The blood of the young is known to contain a variety of elements which are absent in that of the old and elderly. It is no news that youngsters are less likely to attract diseases and infections owing to their new and strong immune system. Their bodies have the power and capability to withstand the effects of any viruses or bacteria which they might encounter.
Recently there has been news of young blood being utilized to address the effects of ageing. Ageing brings with it a blast of other issues, and some of these can be avoided with good immunity to keep illnesses at bay. The blood of the young is a good alternative to consider when dealing with ageing and its effects.
Is young blood known to counter the effects of ageing?
The phrase ‘introducing new blood’ is a common idiom describing the obvious benefits of youth. A fresh outcome is needed in everyday life too, and not just to counter worsening health conditions. Speaking of it literally, fresh and young blood does bring about new energy and new life to the otherwise old blood already present in the ageing body. The studies conducted on animals definitely proved that there is truly some benefit in introducing new blood in old people.
Let us find out how.
What is the process?
When scientists say ‘young blood’ they mean only the blood plasma from the young person and not their whole blood. Blood plasma is only the watery part devoid of RBCs. It has enough nourishment to benefit an aged person. 2-litre blood plasma is transferred from one person to another, and its effects are noted. More often than not, the effects are advantageous.

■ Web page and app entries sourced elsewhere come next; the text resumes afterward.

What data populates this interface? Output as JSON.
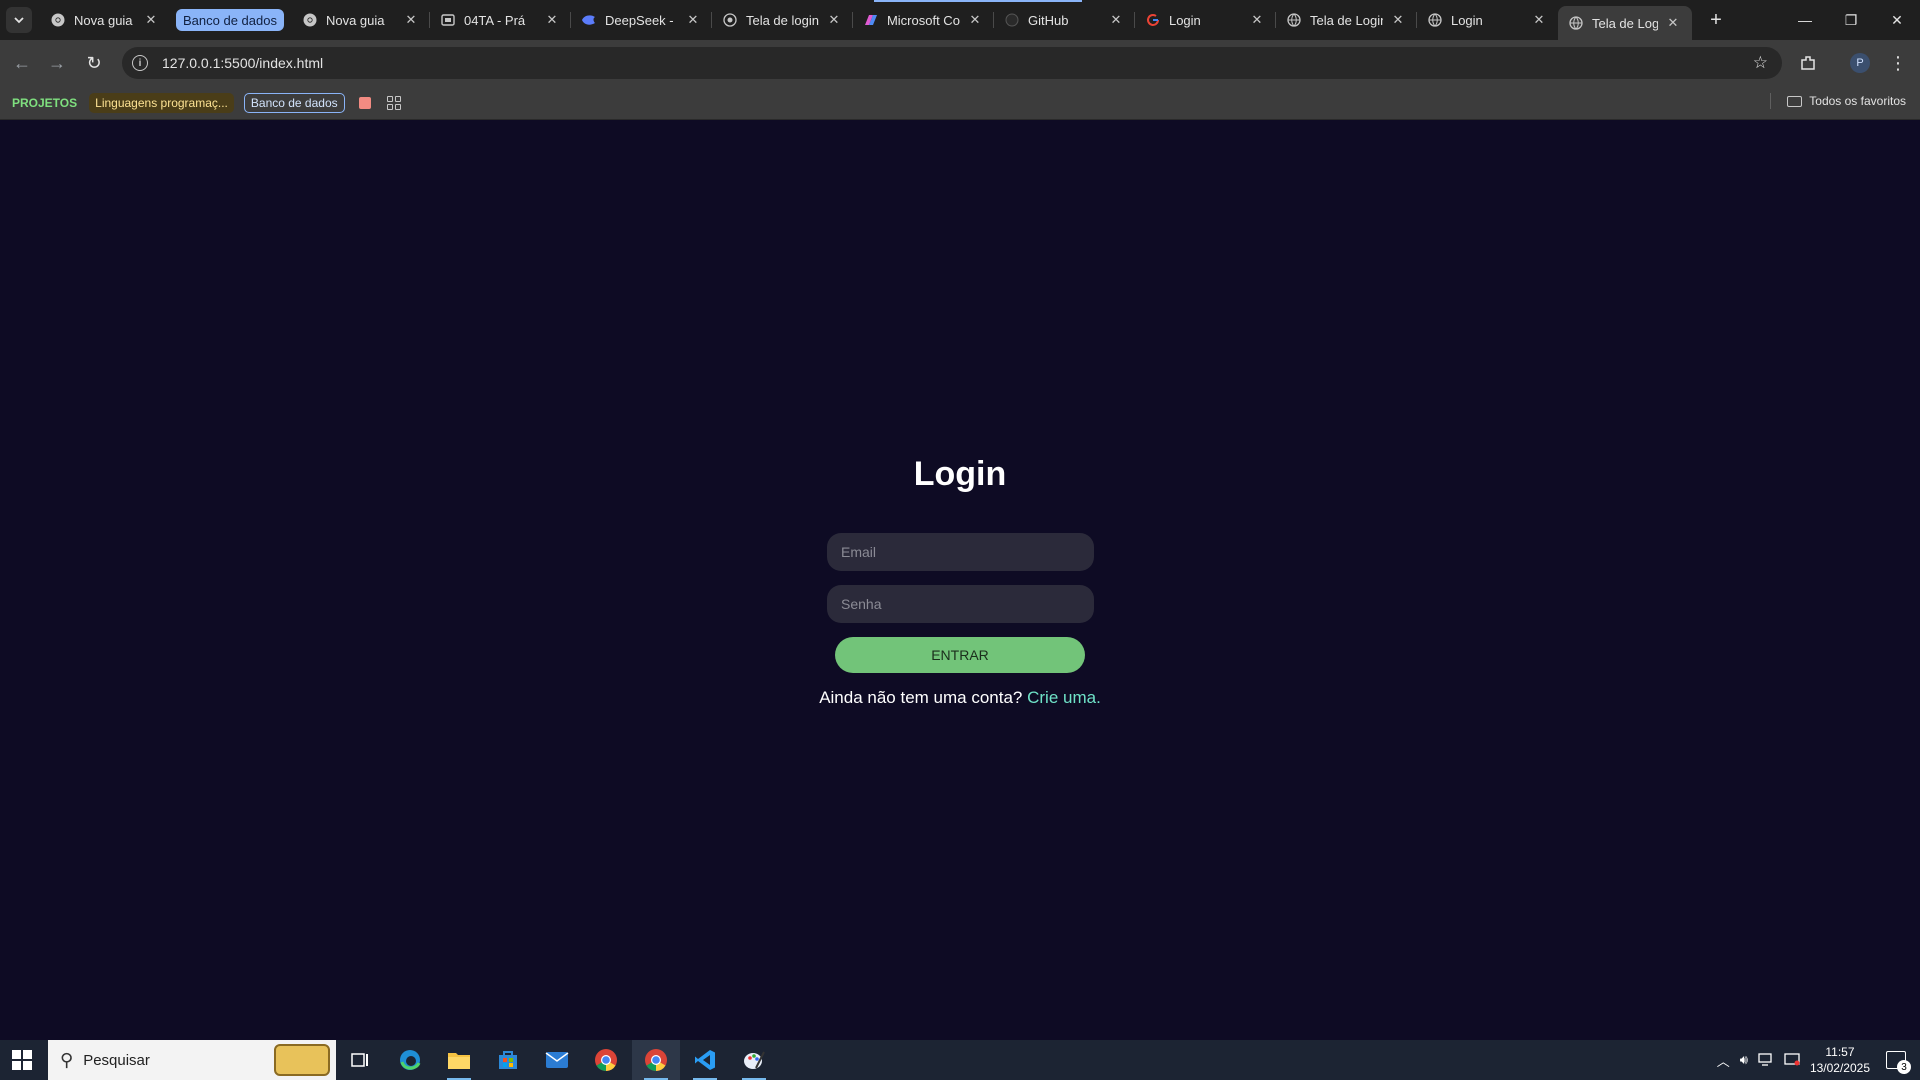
{
  "browser": {
    "tabs": [
      {
        "title": "Nova guia",
        "favicon": "chrome-icon"
      },
      {
        "title": "Nova guia",
        "favicon": "chrome-icon",
        "group": "Banco de dados"
      },
      {
        "title": "04TA - Prá",
        "favicon": "slides-icon"
      },
      {
        "title": "DeepSeek - I",
        "favicon": "deepseek-icon"
      },
      {
        "title": "Tela de login",
        "favicon": "globe-icon"
      },
      {
        "title": "Microsoft Co",
        "favicon": "copilot-icon"
      },
      {
        "title": "GitHub",
        "favicon": "github-icon"
      },
      {
        "title": "Login",
        "favicon": "google-icon"
      },
      {
        "title": "Tela de Login",
        "favicon": "globe-icon"
      },
      {
        "title": "Login",
        "favicon": "globe-icon"
      },
      {
        "title": "Tela de Login",
        "favicon": "globe-icon",
        "active": true
      }
    ],
    "tab_group_label": "Banco de dados",
    "address": "127.0.0.1:5500/index.html",
    "profile_initial": "P",
    "bookmarks": {
      "projetos": "PROJETOS",
      "linguagens": "Linguagens programaç...",
      "banco": "Banco de dados",
      "all_favorites": "Todos os favoritos"
    }
  },
  "page": {
    "title": "Login",
    "email_placeholder": "Email",
    "password_placeholder": "Senha",
    "submit_label": "ENTRAR",
    "signup_text": "Ainda não tem uma conta?",
    "signup_link": "Crie uma."
  },
  "taskbar": {
    "search_label": "Pesquisar",
    "time": "11:57",
    "date": "13/02/2025",
    "notifications": "3"
  },
  "colors": {
    "page_bg": "#0e0b24",
    "button_green": "#72c479",
    "link_color": "#6fe3c8"
  }
}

Another important aspect of the treatment is the state of mind of the person. If the individual believes that the process will do good for them, it certainly will. And if they believe otherwise, the after-effects will be as good as nil. This can also be compared to a placebo effect, except there is an actual process going on which is bound to bring good results.
Is there any scientific evidence backing up this claim?
A study conducted on mice came to light very recently. Scientists had the blood of a young mouse injected into an old one. The old mouse was then kept under observation and its actions were noted. Based on the observations, it was later concluded that the old mouse showed apparent signs of youth and better physical condition than before, within a month.
Karmazin, a 32-year-old Princeton graduate, and David C. Wright, a 66-year-old physician took it upon themselves to reveal the effects blood transfusion from the young to the old. The latter injected 25 people with young blood and studied the aftermath of it. This study was conducted on the lines of the one conducted on mice. In one month, a majority of the old individuals, who were infused with healthy blood plasma, depicted signs of youthfulness and betterment of health. They were also found saying that they feel younger and more energetic than before, and also showed improved health benefits.
Controversies associated with young blood transfusion:
Many scientists are of the opinion that Karmazin’s initiative is next to nothing since it is not efficiently designed and its conclusions are vague. Karmazin also launched a campaign ’pay-to-participate’ which pays individuals, adults those below 25 and above 35, to participate in the process of this blood transfusion. These scientists also claim that Karmazin’s campaign is nothing but a scam set up to loot people of their money. The truth will unfold itself only when the results of the experiment come out in the open.
What can we expect?
Who does not want to live a long life filled with nothing but happy and disease-free days? This is the sole reason why efforts are being put in to make this far-fetched dream possible. Ageing is an inevitable and unavoidable process. One cannot simply live out their peers by a large margin. With increasing age comes the onset of various illnesses and diseases. Though it is next to impossible to cease the process of ageing, one can at least try and make their days fruitful and worthwhile.